Baja’s Hidden Hot Springs
Sacred sites in Baja’s Sierra de la Laguna mountains
The Santa Rita Hot Springs are “Cerrado Miercoles” (Closed on Wednesday). We learn this at the entrance, after many beautiful miles of dirt road. Only then does it also dawn on us that today is a Wednesday.
We have taken one of the dirt roads that snake out of the foothills of the Sierra de la Laguna—a small, high mountain range incredibly important to Baja for many reasons, including that it is high enough to get rain, on a peninsula that is otherwise almost completely desert.

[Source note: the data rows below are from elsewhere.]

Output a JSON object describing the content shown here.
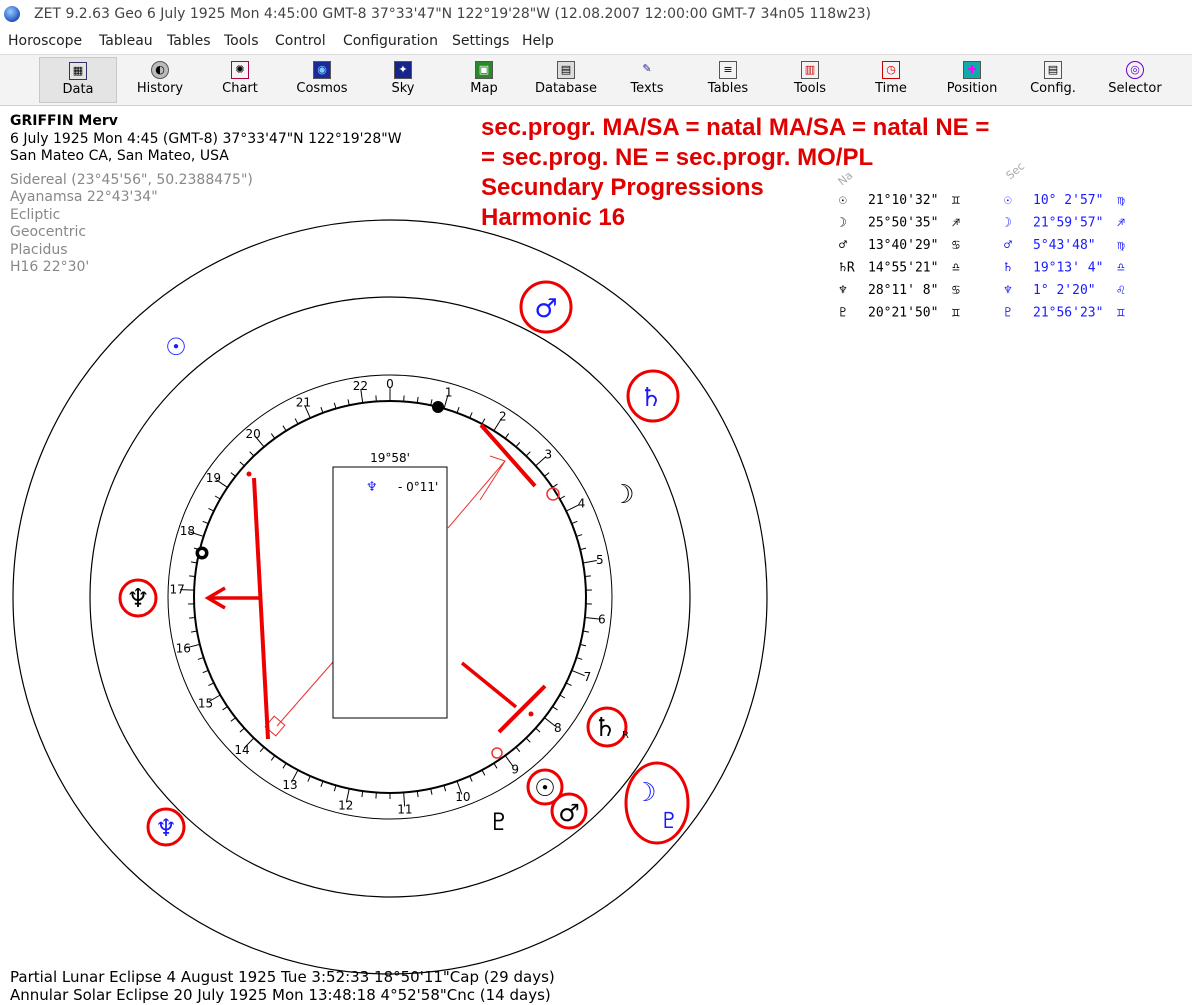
{
  "window": {
    "title": "ZET 9.2.63 Geo    6 July 1925  Mon    4:45:00 GMT-8 37°33'47\"N  122°19'28\"W  (12.08.2007  12:00:00 GMT-7 34n05 118w23)"
  },
  "menu": [
    "Horoscope",
    "Tableau",
    "Tables",
    "Tools",
    "Control",
    "Configuration",
    "Settings",
    "Help"
  ],
  "toolbar": [
    {
      "label": "Data",
      "icon": "data-icon"
    },
    {
      "label": "History",
      "icon": "history-icon"
    },
    {
      "label": "Chart",
      "icon": "chart-icon"
    },
    {
      "label": "Cosmos",
      "icon": "cosmos-icon"
    },
    {
      "label": "Sky",
      "icon": "sky-icon"
    },
    {
      "label": "Map",
      "icon": "map-icon"
    },
    {
      "label": "Database",
      "icon": "database-icon"
    },
    {
      "label": "Texts",
      "icon": "texts-icon"
    },
    {
      "label": "Tables",
      "icon": "tables-icon"
    },
    {
      "label": "Tools",
      "icon": "tools-icon"
    },
    {
      "label": "Time",
      "icon": "time-icon"
    },
    {
      "label": "Position",
      "icon": "position-icon"
    },
    {
      "label": "Config.",
      "icon": "config-icon"
    },
    {
      "label": "Selector",
      "icon": "selector-icon"
    }
  ],
  "info": {
    "name": "GRIFFIN Merv",
    "datetime": "6 July 1925  Mon   4:45 (GMT-8) 37°33'47\"N  122°19'28\"W",
    "place": "San Mateo CA, San Mateo, USA",
    "settings": [
      "Sidereal (23°45'56\", 50.2388475\")",
      "Ayanamsa 22°43'34\"",
      "Ecliptic",
      "Geocentric",
      "Placidus",
      "H16  22°30'"
    ]
  },
  "annotation": [
    "sec.progr. MA/SA = natal MA/SA = natal NE =",
    "= sec.prog. NE = sec.progr. MO/PL",
    "Secundary Progressions",
    "Harmonic 16"
  ],
  "table": {
    "col_natal": "Na",
    "col_sec": "Sec",
    "rows": [
      {
        "glyph": "☉",
        "natal": "21°10'32\"",
        "natal_sign": "♊",
        "sec": "10° 2'57\"",
        "sec_sign": "♍"
      },
      {
        "glyph": "☽",
        "natal": "25°50'35\"",
        "natal_sign": "♐",
        "sec": "21°59'57\"",
        "sec_sign": "♐"
      },
      {
        "glyph": "♂",
        "natal": "13°40'29\"",
        "natal_sign": "♋",
        "sec": " 5°43'48\"",
        "sec_sign": "♍"
      },
      {
        "glyph": "♄",
        "natal_glyph": "♄R",
        "natal": "14°55'21\"",
        "natal_sign": "♎",
        "sec": "19°13' 4\"",
        "sec_sign": "♎"
      },
      {
        "glyph": "♆",
        "natal": "28°11' 8\"",
        "natal_sign": "♋",
        "sec": " 1° 2'20\"",
        "sec_sign": "♌"
      },
      {
        "glyph": "♇",
        "natal": "20°21'50\"",
        "natal_sign": "♊",
        "sec": "21°56'23\"",
        "sec_sign": "♊"
      }
    ]
  },
  "center_box": {
    "title": "19°58'",
    "glyph": "♆",
    "value": "- 0°11'"
  },
  "dial_labels": [
    "0",
    "1",
    "2",
    "3",
    "4",
    "5",
    "6",
    "7",
    "8",
    "9",
    "10",
    "11",
    "12",
    "13",
    "14",
    "15",
    "16",
    "17",
    "18",
    "19",
    "20",
    "21",
    "22"
  ],
  "planets": {
    "sun_natal": "☉",
    "moon_natal": "☽",
    "mars_natal": "♂",
    "saturn_natal": "♄",
    "saturn_r": "R",
    "neptune_natal": "♆",
    "pluto_natal": "♇",
    "sun_sec": "☉",
    "moon_sec": "☽",
    "mars_sec": "♂",
    "saturn_sec": "♄",
    "neptune_sec": "♆",
    "pluto_sec": "♇"
  },
  "footer": [
    "Partial Lunar Eclipse 4 August 1925 Tue  3:52:33 18°50'11\"Cap (29 days)",
    "Annular Solar Eclipse 20 July 1925 Mon 13:48:18  4°52'58\"Cnc (14 days)"
  ],
  "colors": {
    "annotation": "#e00000",
    "secondary": "#1a1aff",
    "natal": "#000000",
    "settings": "#888888"
  }
}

After turning back, a sign in the underbrush points toward “El Chorro,” another hot spring we have read about, and we take the fork. A handful of others will have done the same.
Another long dirt road through the trees brings us to a gate where a skinny elderly señor tells us it is 25 pesos ($1.30) for day use, and we can settle up in the morning if we decide to camp (an additional 25 pesos each.) The señor is selling honey that his brother made. I think he is aware that he doesn’t have to point them out, because the sunlight is catching them just so. I buy a bottle for 70 pesos, and the man gifts us a large bag of dried oregano with our change. I am telling you, El Chorro is a very kind place.
We find campers settled in along the dry river bank, and they tell us that the springs are beyond the dam. They are indeed hot. A Canadian woman tells us that the water trickling down the rock behind the large pool is 104 degrees. In this pool, tiny fish will nibble your toes and legs, which is a distinct sensation, to say the least. “They charge you $25 for this in Cabo!”
Ah, the wonders of the water: we find that we can dig into the sand and create our own private hot-water pools. We stay in them past nightfall, because it is very hard to get out once the stars come out. Every time a shooting star streaked across the sky, a chorus of frogs that’s hanging out in the cooler water grows frenzied and sings out louder.
Tips: El Choro seemed to attract nature-respecting guests, and it appears to be well-loved and well-maintained by its gatekeepers. We found a place in the dry river bed above to pitch our tent, and got a very peaceful night of sleep. Directions to springs are on the iOverlander app. No bathrooms/showers or running water, so definitely come prepared.